- _TO DO_: All the data should come back exactly as it was given.

- _RECORDS PROVIDED_:
++++
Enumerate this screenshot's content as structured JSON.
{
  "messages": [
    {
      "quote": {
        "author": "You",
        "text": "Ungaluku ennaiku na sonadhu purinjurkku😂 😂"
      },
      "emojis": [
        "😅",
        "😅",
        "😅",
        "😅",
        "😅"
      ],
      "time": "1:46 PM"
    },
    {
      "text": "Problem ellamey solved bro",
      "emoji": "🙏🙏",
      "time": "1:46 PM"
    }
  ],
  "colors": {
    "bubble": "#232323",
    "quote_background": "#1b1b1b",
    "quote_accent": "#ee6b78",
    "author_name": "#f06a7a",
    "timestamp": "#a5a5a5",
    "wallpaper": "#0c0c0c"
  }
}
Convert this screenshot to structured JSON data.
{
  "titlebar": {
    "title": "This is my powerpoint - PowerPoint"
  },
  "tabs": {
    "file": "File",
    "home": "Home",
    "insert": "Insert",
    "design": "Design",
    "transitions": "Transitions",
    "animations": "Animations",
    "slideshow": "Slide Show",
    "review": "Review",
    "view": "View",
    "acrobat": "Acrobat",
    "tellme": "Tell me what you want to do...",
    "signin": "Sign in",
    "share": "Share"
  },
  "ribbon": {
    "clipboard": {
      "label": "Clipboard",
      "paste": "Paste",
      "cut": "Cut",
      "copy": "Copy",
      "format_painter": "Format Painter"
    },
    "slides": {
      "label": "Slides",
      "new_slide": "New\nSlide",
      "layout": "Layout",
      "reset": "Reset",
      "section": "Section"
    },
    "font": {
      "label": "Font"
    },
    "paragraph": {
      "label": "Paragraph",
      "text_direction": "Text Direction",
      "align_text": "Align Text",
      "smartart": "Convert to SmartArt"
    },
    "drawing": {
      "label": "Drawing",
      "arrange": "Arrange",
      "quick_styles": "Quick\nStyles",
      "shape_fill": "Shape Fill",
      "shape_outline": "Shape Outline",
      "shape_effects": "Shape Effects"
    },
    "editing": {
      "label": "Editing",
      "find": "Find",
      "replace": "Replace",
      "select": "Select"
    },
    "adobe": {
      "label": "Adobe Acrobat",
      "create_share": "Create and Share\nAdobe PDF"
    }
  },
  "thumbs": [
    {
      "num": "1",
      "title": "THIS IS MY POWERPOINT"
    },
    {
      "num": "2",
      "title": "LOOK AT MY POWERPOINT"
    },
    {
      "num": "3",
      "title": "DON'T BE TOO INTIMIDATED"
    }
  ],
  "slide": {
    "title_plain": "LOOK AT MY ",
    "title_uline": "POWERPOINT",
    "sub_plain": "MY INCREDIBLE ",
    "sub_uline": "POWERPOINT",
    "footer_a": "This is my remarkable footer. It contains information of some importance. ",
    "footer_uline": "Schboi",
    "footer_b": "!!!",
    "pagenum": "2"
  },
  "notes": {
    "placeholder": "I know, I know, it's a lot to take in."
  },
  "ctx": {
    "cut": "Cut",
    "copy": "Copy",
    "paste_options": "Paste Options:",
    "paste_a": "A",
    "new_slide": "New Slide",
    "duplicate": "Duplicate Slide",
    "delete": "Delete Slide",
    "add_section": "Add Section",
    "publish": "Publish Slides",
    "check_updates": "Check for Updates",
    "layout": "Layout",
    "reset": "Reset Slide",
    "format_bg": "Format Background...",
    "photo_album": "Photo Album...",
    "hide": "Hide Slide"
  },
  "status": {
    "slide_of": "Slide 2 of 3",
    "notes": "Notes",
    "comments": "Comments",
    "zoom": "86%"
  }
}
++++
- _OUTPUT BELOW_:
Enumerate this screenshot's content as structured JSON.
{
  "messages": [
    {
      "quote": {
        "author": "You",
        "text": "Ungaluku ennaiku na sonadhu purinjurkku😂 😂"
      },
      "emojis": [
        "😅",
        "😅",
        "😅",
        "😅",
        "😅"
      ],
      "time": "1:46 PM"
    },
    {
      "text": "Problem ellamey solved bro",
      "emoji": "🙏🙏",
      "time": "1:46 PM"
    }
  ],
  "colors": {
    "bubble": "#232323",
    "quote_background": "#1b1b1b",
    "quote_accent": "#ee6b78",
    "author_name": "#f06a7a",
    "timestamp": "#a5a5a5",
    "wallpaper": "#0c0c0c"
  }
}
Convert this screenshot to structured JSON data.
{
  "titlebar": {
    "title": "This is my powerpoint - PowerPoint"
  },
  "tabs": {
    "file": "File",
    "home": "Home",
    "insert": "Insert",
    "design": "Design",
    "transitions": "Transitions",
    "animations": "Animations",
    "slideshow": "Slide Show",
    "review": "Review",
    "view": "View",
    "acrobat": "Acrobat",
    "tellme": "Tell me what you want to do...",
    "signin": "Sign in",
    "share": "Share"
  },
  "ribbon": {
    "clipboard": {
      "label": "Clipboard",
      "paste": "Paste",
      "cut": "Cut",
      "copy": "Copy",
      "format_painter": "Format Painter"
    },
    "slides": {
      "label": "Slides",
      "new_slide": "New\nSlide",
      "layout": "Layout",
      "reset": "Reset",
      "section": "Section"
    },
    "font": {
      "label": "Font"
    },
    "paragraph": {
      "label": "Paragraph",
      "text_direction": "Text Direction",
      "align_text": "Align Text",
      "smartart": "Convert to SmartArt"
    },
    "drawing": {
      "label": "Drawing",
      "arrange": "Arrange",
      "quick_styles": "Quick\nStyles",
      "shape_fill": "Shape Fill",
      "shape_outline": "Shape Outline",
      "shape_effects": "Shape Effects"
    },
    "editing": {
      "label": "Editing",
      "find": "Find",
      "replace": "Replace",
      "select": "Select"
    },
    "adobe": {
      "label": "Adobe Acrobat",
      "create_share": "Create and Share\nAdobe PDF"
    }
  },
  "thumbs": [
    {
      "num": "1",
      "title": "THIS IS MY POWERPOINT"
    },
    {
      "num": "2",
      "title": "LOOK AT MY POWERPOINT"
    },
    {
      "num": "3",
      "title": "DON'T BE TOO INTIMIDATED"
    }
  ],
  "slide": {
    "title_plain": "LOOK AT MY ",
    "title_uline": "POWERPOINT",
    "sub_plain": "MY INCREDIBLE ",
    "sub_uline": "POWERPOINT",
    "footer_a": "This is my remarkable footer. It contains information of some importance. ",
    "footer_uline": "Schboi",
    "footer_b": "!!!",
    "pagenum": "2"
  },
  "notes": {
    "placeholder": "I know, I know, it's a lot to take in."
  },
  "ctx": {
    "cut": "Cut",
    "copy": "Copy",
    "paste_options": "Paste Options:",
    "paste_a": "A",
    "new_slide": "New Slide",
    "duplicate": "Duplicate Slide",
    "delete": "Delete Slide",
    "add_section": "Add Section",
    "publish": "Publish Slides",
    "check_updates": "Check for Updates",
    "layout": "Layout",
    "reset": "Reset Slide",
    "format_bg": "Format Background...",
    "photo_album": "Photo Album...",
    "hide": "Hide Slide"
  },
  "status": {
    "slide_of": "Slide 2 of 3",
    "notes": "Notes",
    "comments": "Comments",
    "zoom": "86%"
  }
}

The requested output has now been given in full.